That month, a toddler named Jessica McClure fell down a well in Texas and was trapped. More than two days later, after many dramatic rescue efforts, she was freed via a freshly dug parallel shaft. The whole saga was broadcast on TV, discussed endlessly in the print media with diagrams of the well shafts (I remember vividly how the tunnel that was dug between the two shafts sloped up towards the old shaft, so as not to bury Baby Jessica in dirt), and so on.

In hindsight, I don’t think it really occurred to me that she could have died down there — and she certainly could have, from the fall or exposure or even from the digging of the other shaft. It was just a captivating story…with, as it turned out, a happy ending.

(Here’s an update on Jessica as an adult.)

Your turn! What’s the first news event you remember?

 

We Remember

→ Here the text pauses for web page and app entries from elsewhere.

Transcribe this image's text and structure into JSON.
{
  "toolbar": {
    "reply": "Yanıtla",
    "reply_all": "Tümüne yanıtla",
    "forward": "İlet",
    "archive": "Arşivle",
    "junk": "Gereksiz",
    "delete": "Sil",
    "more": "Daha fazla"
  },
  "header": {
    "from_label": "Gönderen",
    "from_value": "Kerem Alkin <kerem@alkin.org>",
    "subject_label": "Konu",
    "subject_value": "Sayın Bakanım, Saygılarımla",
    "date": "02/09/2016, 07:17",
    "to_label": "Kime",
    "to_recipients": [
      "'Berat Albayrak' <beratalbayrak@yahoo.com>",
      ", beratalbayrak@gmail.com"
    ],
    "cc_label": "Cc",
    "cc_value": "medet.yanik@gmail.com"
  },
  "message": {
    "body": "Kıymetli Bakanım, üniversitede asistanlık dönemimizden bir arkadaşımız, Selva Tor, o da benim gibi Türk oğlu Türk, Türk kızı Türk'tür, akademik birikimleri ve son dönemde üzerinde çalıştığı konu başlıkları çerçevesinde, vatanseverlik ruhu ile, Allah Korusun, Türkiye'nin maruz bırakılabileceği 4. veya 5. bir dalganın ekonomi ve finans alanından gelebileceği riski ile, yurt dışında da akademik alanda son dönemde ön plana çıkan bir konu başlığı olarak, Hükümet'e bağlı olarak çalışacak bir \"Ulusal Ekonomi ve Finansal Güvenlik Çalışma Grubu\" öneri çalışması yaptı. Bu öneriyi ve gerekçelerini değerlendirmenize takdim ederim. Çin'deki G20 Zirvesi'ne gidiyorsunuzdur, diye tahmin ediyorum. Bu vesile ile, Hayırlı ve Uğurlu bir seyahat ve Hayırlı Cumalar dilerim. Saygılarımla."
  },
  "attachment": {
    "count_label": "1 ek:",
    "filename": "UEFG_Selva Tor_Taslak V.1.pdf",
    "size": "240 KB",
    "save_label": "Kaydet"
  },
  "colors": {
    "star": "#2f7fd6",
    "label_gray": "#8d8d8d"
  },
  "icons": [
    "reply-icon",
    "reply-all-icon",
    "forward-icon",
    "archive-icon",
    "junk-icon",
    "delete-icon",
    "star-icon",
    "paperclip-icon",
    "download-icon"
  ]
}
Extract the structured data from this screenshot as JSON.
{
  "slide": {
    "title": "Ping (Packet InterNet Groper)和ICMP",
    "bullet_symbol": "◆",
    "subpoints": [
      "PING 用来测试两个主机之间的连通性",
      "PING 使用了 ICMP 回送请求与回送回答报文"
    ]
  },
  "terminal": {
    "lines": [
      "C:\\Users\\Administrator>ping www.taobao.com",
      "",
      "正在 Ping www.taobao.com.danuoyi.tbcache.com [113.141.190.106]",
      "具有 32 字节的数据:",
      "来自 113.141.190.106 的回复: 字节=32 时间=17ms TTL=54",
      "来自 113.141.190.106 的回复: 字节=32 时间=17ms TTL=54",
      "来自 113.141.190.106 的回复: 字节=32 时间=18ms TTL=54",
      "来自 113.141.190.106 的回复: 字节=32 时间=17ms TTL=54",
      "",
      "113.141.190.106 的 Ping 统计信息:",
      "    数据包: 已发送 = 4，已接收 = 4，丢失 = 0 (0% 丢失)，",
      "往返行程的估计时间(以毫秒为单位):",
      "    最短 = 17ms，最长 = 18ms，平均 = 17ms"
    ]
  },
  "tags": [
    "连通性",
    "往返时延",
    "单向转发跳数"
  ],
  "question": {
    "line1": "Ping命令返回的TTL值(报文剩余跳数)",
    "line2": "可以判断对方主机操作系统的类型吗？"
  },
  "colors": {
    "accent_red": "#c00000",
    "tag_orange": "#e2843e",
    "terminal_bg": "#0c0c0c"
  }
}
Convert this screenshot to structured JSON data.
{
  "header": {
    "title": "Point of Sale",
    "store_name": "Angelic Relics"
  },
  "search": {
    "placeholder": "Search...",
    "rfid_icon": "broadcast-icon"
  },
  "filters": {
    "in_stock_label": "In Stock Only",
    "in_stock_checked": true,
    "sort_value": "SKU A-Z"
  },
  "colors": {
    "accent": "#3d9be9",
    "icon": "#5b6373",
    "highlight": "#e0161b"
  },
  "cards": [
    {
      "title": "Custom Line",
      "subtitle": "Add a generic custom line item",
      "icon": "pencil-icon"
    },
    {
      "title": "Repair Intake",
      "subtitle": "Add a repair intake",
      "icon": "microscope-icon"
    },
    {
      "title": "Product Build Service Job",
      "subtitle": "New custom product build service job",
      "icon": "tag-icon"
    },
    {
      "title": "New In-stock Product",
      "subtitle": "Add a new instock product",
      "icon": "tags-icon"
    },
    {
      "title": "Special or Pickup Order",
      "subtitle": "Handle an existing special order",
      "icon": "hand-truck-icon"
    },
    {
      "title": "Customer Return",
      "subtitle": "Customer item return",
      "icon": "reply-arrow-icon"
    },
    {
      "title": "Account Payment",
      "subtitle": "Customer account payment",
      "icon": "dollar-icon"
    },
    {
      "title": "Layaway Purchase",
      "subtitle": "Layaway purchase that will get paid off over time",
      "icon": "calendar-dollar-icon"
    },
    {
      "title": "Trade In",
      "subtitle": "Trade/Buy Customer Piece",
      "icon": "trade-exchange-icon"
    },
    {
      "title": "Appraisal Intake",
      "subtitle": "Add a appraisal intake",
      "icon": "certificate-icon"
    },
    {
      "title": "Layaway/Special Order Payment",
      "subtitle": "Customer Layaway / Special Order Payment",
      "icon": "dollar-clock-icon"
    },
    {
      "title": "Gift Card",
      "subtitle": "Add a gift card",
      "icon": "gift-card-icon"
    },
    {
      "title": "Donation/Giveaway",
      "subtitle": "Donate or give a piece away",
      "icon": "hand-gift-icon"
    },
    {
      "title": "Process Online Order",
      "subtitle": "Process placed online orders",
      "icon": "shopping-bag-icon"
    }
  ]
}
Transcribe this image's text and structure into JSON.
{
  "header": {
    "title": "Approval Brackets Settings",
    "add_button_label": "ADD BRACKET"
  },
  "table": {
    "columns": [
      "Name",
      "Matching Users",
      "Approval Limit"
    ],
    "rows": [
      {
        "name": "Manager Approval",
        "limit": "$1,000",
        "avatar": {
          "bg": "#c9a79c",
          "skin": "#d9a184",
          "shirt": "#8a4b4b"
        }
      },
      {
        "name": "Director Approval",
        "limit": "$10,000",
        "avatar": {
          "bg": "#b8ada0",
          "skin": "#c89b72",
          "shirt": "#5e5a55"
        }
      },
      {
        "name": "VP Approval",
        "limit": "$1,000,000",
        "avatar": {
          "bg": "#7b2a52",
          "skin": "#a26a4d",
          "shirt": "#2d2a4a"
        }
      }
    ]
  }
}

Poppies on the Tomb of the Unknown Soldier in Ottawa, Canada. Photo by Mikkel Paulson.

Poppies on the Tomb of the Unknown Soldier in Ottawa, Canada. Photo by Mikkel Paulson.

Today is Remembrance Day in Canada — a melding of both Veterans Day and Memorial Day, for the Americans in the crowd.

The first war that I remember is the Gulf War, 1990-91. I wasn’t born yet during Vietnam or Korea, let alone the two world wars. But I’ve spoken about them with people who were.

My father might well have fought in Vietnam, had he been American instead of Canadian.

My mother’s uncle died at Dieppe, along with 900 other Canadian men.

My grandfather’s generation lived through the German occupation of Norway. When I visited Norway years ago, one of my elderly relatives told me stories: how he learned German in school instead of English, how German soldiers once came to the farmhouse for food. Another relative took me to see WWII bunkers overlooking the Norwegian coast.

I had been fascinated by that war for a long time, but speaking to those who had lived through the fighting, not overseas but right in their own country, made it real to me as it had not been before.

We have new wars now, young veterans. These wars are messier, but the vets are worth honouring and supporting just the same.

So each year on November 11 I pause, and remember.